BRUSSELS, Belgium -- The Chinese government intends to spend CNY7 million (US$845,000) over the next four years to extend its study on the structure and function of the human genome. International Human Genome Project member Li Pu, director of the genetic laboratory at China's Harbin Medical University, said he believes valuable genetic resources are at risk in that country. He said China, which accounts for 22 percent of the world's population, includes a rich diversity of 56 different ethnic groups, but these are becoming lost due to intermarriage.
The new project will collect genetic material from these groups in order to establish a frozen-state cell/gene bank, which is expected to remain viable for "millions of years," and will make possible the full investigation of genetic relations among the country's population.
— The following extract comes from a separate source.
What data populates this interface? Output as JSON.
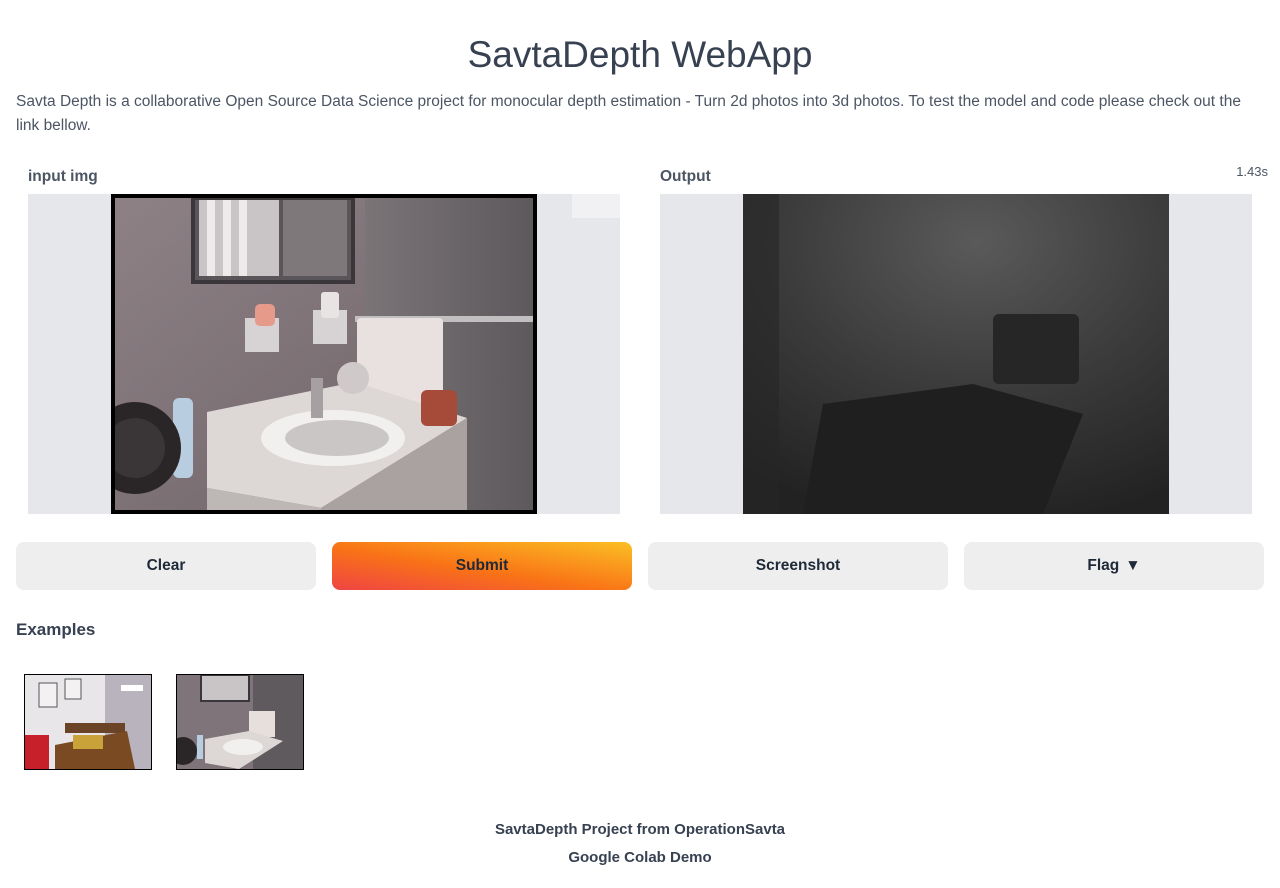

It will also help elucidate some major genetic diseases.
This project follows work started in 1994 on several gene loci structures of the human genome, involving 16 research institutes throughout China, with a budget of US$450,000, and a study by the Ministry of Science and Technology of "genes related to major diseases." The ministry is planning human genome project centers in Beijing, with funding of US$2 million, and Shanghai, with funding of US$2.5 million. So far these studies have established 18 permanent lymph cell lines collected from 16 ethnic groups. The MTHFR C-T mutation in the 677th position has been investigated for the first time, and the rate of this mutation has been linked to the epidemiology of atherosclerosis and nerviductus disease in various ethnic groups. *